The second application you can play with which I tried as well is to take the stretch to a maximum length then tense until you get a spasm! Then increase it, tense until the last tension is held for some say up to 5 minutes. Some say its very effective, but too hard core for me. I believe you would have to be very motivated to “achieve” flexibility or are a sadomasochist who likes pain. Try it it may work for you.

The third method which I like to use when I am in the mood to focus on flexibility is to take the stretch to less then maximal then tense and hold for 3-5 seconds, relax and with 1-5 seconds stretch and tense again. Go until its obvious that you have achieved your maximum for that day and time. Experiment with the rest period and tension period to find out where you will get your best results. You can also try to contract the muscle opposing the stretch like quads if you are stretching the hamstrings.This is a very difficult practice because of mindfulness and body control. Standing stretches would be difficult to do because the necessary tension to maintain balance. Eventually you can work up to holding the last stretch up to 30 seconds or so. But, work up to it slowly as this is a form of strength training. After the last stretch of 30 seconds wait a minute or so of rest, use your judgement to see what rest period gives the best results. Do three to five repetitions of a whole stretch per workout. With each of these approaches its important to concentrate on the strength you will achieve in the maximally stretched position.

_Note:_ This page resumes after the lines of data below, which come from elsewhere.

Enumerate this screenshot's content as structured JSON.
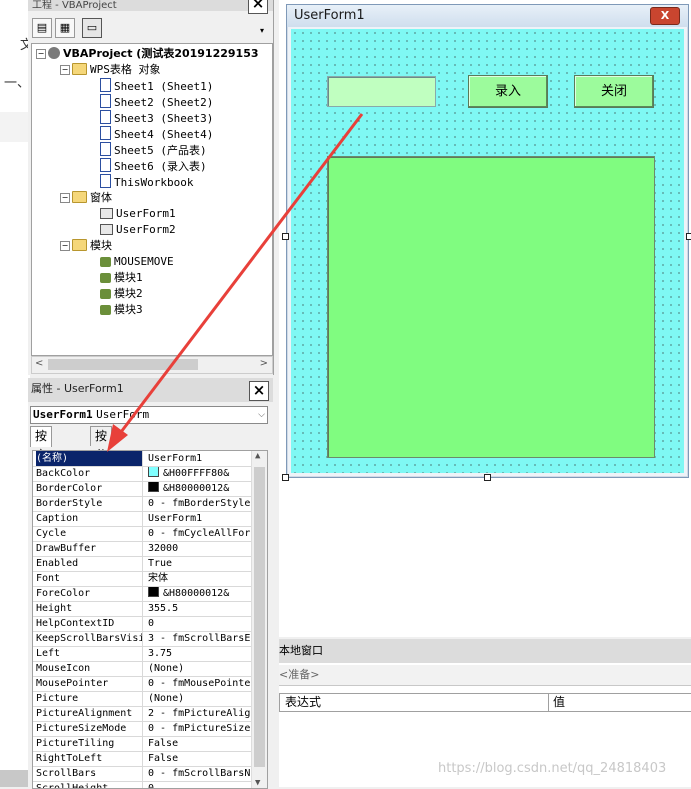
{
  "left_strip": {
    "char_top": "文",
    "char_mid": "一、"
  },
  "project": {
    "title": "工程 - VBAProject",
    "close": "×",
    "tree": [
      {
        "text": "VBAProject (测试表20191229153",
        "kind": "proj",
        "depth": 0
      },
      {
        "text": "WPS表格 对象",
        "kind": "folder",
        "depth": 1
      },
      {
        "text": "Sheet1 (Sheet1)",
        "kind": "sheet",
        "depth": 2
      },
      {
        "text": "Sheet2 (Sheet2)",
        "kind": "sheet",
        "depth": 2
      },
      {
        "text": "Sheet3 (Sheet3)",
        "kind": "sheet",
        "depth": 2
      },
      {
        "text": "Sheet4 (Sheet4)",
        "kind": "sheet",
        "depth": 2
      },
      {
        "text": "Sheet5 (产品表)",
        "kind": "sheet",
        "depth": 2
      },
      {
        "text": "Sheet6 (录入表)",
        "kind": "sheet",
        "depth": 2
      },
      {
        "text": "ThisWorkbook",
        "kind": "sheet",
        "depth": 2
      },
      {
        "text": "窗体",
        "kind": "folder",
        "depth": 1
      },
      {
        "text": "UserForm1",
        "kind": "form",
        "depth": 2
      },
      {
        "text": "UserForm2",
        "kind": "form",
        "depth": 2
      },
      {
        "text": "模块",
        "kind": "folder",
        "depth": 1
      },
      {
        "text": "MOUSEMOVE",
        "kind": "mod",
        "depth": 2
      },
      {
        "text": "模块1",
        "kind": "mod",
        "depth": 2
      },
      {
        "text": "模块2",
        "kind": "mod",
        "depth": 2
      },
      {
        "text": "模块3",
        "kind": "mod",
        "depth": 2
      }
    ]
  },
  "properties": {
    "title": "属性 - UserForm1",
    "close": "×",
    "object_name": "UserForm1",
    "object_type": "UserForm",
    "tabs": [
      "按字母序",
      "按分类序"
    ],
    "rows": [
      {
        "name": "(名称)",
        "value": "UserForm1"
      },
      {
        "name": "BackColor",
        "value": "&H00FFFF80&",
        "swatch": "#80ffff"
      },
      {
        "name": "BorderColor",
        "value": "&H80000012&",
        "swatch": "#000000"
      },
      {
        "name": "BorderStyle",
        "value": "0 - fmBorderStyle"
      },
      {
        "name": "Caption",
        "value": "UserForm1"
      },
      {
        "name": "Cycle",
        "value": "0 - fmCycleAllFor"
      },
      {
        "name": "DrawBuffer",
        "value": "32000"
      },
      {
        "name": "Enabled",
        "value": "True"
      },
      {
        "name": "Font",
        "value": "宋体"
      },
      {
        "name": "ForeColor",
        "value": "&H80000012&",
        "swatch": "#000000"
      },
      {
        "name": "Height",
        "value": "355.5"
      },
      {
        "name": "HelpContextID",
        "value": "0"
      },
      {
        "name": "KeepScrollBarsVisi",
        "value": "3 - fmScrollBarsE"
      },
      {
        "name": "Left",
        "value": "3.75"
      },
      {
        "name": "MouseIcon",
        "value": "(None)"
      },
      {
        "name": "MousePointer",
        "value": "0 - fmMousePointe"
      },
      {
        "name": "Picture",
        "value": "(None)"
      },
      {
        "name": "PictureAlignment",
        "value": "2 - fmPictureAlig"
      },
      {
        "name": "PictureSizeMode",
        "value": "0 - fmPictureSize"
      },
      {
        "name": "PictureTiling",
        "value": "False"
      },
      {
        "name": "RightToLeft",
        "value": "False"
      },
      {
        "name": "ScrollBars",
        "value": "0 - fmScrollBarsN"
      },
      {
        "name": "ScrollHeight",
        "value": "0"
      }
    ]
  },
  "userform": {
    "title": "UserForm1",
    "close": "X",
    "button_enter": "录入",
    "button_close": "关闭"
  },
  "locals": {
    "title": "本地窗口",
    "context": "<准备>",
    "col_expression": "表达式",
    "col_value": "值"
  },
  "watermark": "https://blog.csdn.net/qq_24818403",
  "colors": {
    "form_back": "#80ffff",
    "textbox_back": "#c0ffc0",
    "button_back": "#9cfb9c",
    "frame_back": "#80fc80",
    "arrow": "#e8403a"
  }
}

This approach will thicken the attachments and give you more stability and protection against injury in sports other potential injury producing “accidents” like slipping and falling or twisting while lifting etc. So when you have reached the maximum in your stretch focus on tensing more and increasing the time in the tensed state. Again a very different approach to relaxed stretching. But, you still must breath in a relaxed manner, don’t hold your breath throughout the stretch. You breath in before the stretch, breath out during the tension period. You can hold the breath during the tension phase but in a relaxed manner. You can inhale during relaxation and tension. Use the breath as a tool to assist the stretching. But, again mindful of how its impacting both the relaxation phase and there tension phase. You shouldn’t be turning blue and having your veins pop out. All kidding aside, the breath is the secret to success and determination to reach a higher level of flexibility that is applicable for your sport or your well being.

The Importance of Stretching Knowledge in our Bodywork Practices: Part 2

Let’s continue this discussion about stretching with the concept of “partner” stretching. As a therapist we are our clients’ partners and we have schools now available for training or CDs to teach the nuances. I know that many therapists are in fact stretching their clients with great success. For those of you who haven’t started yet and are considering it as an additional tool, one word of caution, you can’t feel what they are feeling, and the moment that you have caused pain and gone too far it might be too late. So, if you begin to stretch your clients, just always make sure to be very aware of the “end point” as I call it, either of muscular tension or bone structure. Read More

The Importance of Stretching Knowledge in our Bodywork Practices: Part 1

Have you ever noticed that many of the patterns of dysfunction that are brought to our practices repeat themselves regardless of how many sessions we might perform with them? I am going to propose how using stretching, in its many approaches, can change that pattern and create lasting healing in our clients.

I don’t care if someone has come to you for Cranial Sacral therapy, Rolfing, Feldenkrais, Alexander technique, myofascial release, acupuncture, chiropractic and on and on. Most have come because they are suffering a painful condition. In many or even most cases, stretching in some form would have either helped to prevent the condition or accelerated its healing. Read More